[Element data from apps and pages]
******************************
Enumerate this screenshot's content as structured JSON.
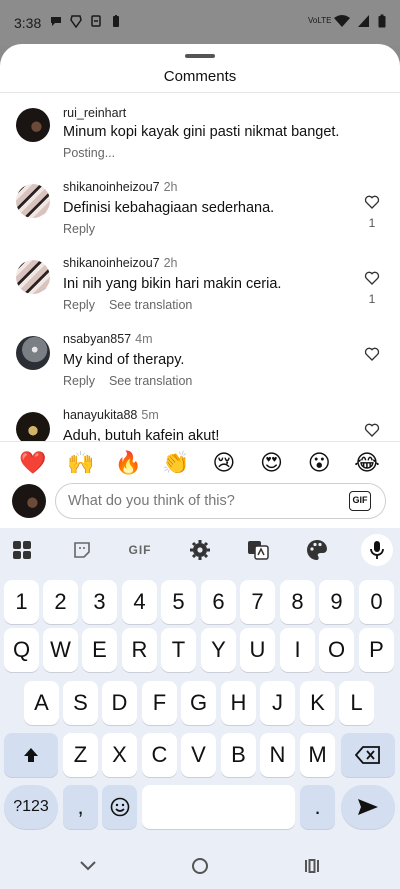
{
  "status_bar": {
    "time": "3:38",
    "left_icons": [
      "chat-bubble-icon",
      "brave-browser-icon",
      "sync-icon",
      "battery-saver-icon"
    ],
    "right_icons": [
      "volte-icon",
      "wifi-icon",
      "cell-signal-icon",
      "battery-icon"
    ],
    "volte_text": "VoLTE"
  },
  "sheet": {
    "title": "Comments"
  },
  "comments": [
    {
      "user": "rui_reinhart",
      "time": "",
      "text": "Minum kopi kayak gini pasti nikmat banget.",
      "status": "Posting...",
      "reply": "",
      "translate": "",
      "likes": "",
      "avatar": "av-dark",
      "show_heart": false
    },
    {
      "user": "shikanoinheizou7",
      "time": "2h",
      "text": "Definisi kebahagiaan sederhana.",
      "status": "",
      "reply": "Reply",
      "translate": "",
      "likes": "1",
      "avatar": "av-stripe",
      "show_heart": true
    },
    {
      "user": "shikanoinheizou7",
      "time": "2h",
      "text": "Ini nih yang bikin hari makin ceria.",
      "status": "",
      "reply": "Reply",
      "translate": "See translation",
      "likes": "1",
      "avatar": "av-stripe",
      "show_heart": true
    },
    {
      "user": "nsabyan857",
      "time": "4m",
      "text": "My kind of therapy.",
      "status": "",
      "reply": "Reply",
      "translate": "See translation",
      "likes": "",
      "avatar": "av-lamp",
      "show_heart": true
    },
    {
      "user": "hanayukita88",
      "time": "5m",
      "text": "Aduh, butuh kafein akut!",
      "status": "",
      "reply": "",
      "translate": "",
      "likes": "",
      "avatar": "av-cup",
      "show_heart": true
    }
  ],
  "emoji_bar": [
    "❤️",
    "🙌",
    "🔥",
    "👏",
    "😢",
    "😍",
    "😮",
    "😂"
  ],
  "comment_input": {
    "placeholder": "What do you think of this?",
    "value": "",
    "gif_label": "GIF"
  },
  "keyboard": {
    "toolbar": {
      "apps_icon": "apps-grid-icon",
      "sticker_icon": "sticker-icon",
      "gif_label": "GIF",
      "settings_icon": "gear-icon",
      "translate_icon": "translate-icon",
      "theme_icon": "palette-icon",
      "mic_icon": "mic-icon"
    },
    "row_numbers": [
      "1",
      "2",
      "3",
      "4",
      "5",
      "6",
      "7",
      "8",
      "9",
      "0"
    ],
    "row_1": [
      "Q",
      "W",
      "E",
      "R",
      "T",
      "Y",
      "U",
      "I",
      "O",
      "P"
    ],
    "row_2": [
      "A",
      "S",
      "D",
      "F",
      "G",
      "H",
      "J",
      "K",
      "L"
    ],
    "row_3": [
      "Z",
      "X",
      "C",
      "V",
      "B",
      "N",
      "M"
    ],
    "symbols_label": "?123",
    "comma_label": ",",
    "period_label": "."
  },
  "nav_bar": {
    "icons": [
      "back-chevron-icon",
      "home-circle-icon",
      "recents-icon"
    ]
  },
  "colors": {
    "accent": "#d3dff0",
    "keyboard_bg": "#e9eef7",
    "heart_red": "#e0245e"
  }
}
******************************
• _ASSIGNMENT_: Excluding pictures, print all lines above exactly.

• _EXERCISE ANSWER_:
Enumerate this screenshot's content as structured JSON.
{
  "status_bar": {
    "time": "3:38",
    "left_icons": [
      "chat-bubble-icon",
      "brave-browser-icon",
      "sync-icon",
      "battery-saver-icon"
    ],
    "right_icons": [
      "volte-icon",
      "wifi-icon",
      "cell-signal-icon",
      "battery-icon"
    ],
    "volte_text": "VoLTE"
  },
  "sheet": {
    "title": "Comments"
  },
  "comments": [
    {
      "user": "rui_reinhart",
      "time": "",
      "text": "Minum kopi kayak gini pasti nikmat banget.",
      "status": "Posting...",
      "reply": "",
      "translate": "",
      "likes": "",
      "avatar": "av-dark",
      "show_heart": false
    },
    {
      "user": "shikanoinheizou7",
      "time": "2h",
      "text": "Definisi kebahagiaan sederhana.",
      "status": "",
      "reply": "Reply",
      "translate": "",
      "likes": "1",
      "avatar": "av-stripe",
      "show_heart": true
    },
    {
      "user": "shikanoinheizou7",
      "time": "2h",
      "text": "Ini nih yang bikin hari makin ceria.",
      "status": "",
      "reply": "Reply",
      "translate": "See translation",
      "likes": "1",
      "avatar": "av-stripe",
      "show_heart": true
    },
    {
      "user": "nsabyan857",
      "time": "4m",
      "text": "My kind of therapy.",
      "status": "",
      "reply": "Reply",
      "translate": "See translation",
      "likes": "",
      "avatar": "av-lamp",
      "show_heart": true
    },
    {
      "user": "hanayukita88",
      "time": "5m",
      "text": "Aduh, butuh kafein akut!",
      "status": "",
      "reply": "",
      "translate": "",
      "likes": "",
      "avatar": "av-cup",
      "show_heart": true
    }
  ],
  "emoji_bar": [
    "❤️",
    "🙌",
    "🔥",
    "👏",
    "😢",
    "😍",
    "😮",
    "😂"
  ],
  "comment_input": {
    "placeholder": "What do you think of this?",
    "value": "",
    "gif_label": "GIF"
  },
  "keyboard": {
    "toolbar": {
      "apps_icon": "apps-grid-icon",
      "sticker_icon": "sticker-icon",
      "gif_label": "GIF",
      "settings_icon": "gear-icon",
      "translate_icon": "translate-icon",
      "theme_icon": "palette-icon",
      "mic_icon": "mic-icon"
    },
    "row_numbers": [
      "1",
      "2",
      "3",
      "4",
      "5",
      "6",
      "7",
      "8",
      "9",
      "0"
    ],
    "row_1": [
      "Q",
      "W",
      "E",
      "R",
      "T",
      "Y",
      "U",
      "I",
      "O",
      "P"
    ],
    "row_2": [
      "A",
      "S",
      "D",
      "F",
      "G",
      "H",
      "J",
      "K",
      "L"
    ],
    "row_3": [
      "Z",
      "X",
      "C",
      "V",
      "B",
      "N",
      "M"
    ],
    "symbols_label": "?123",
    "comma_label": ",",
    "period_label": "."
  },
  "nav_bar": {
    "icons": [
      "back-chevron-icon",
      "home-circle-icon",
      "recents-icon"
    ]
  },
  "colors": {
    "accent": "#d3dff0",
    "keyboard_bg": "#e9eef7",
    "heart_red": "#e0245e"
  }
}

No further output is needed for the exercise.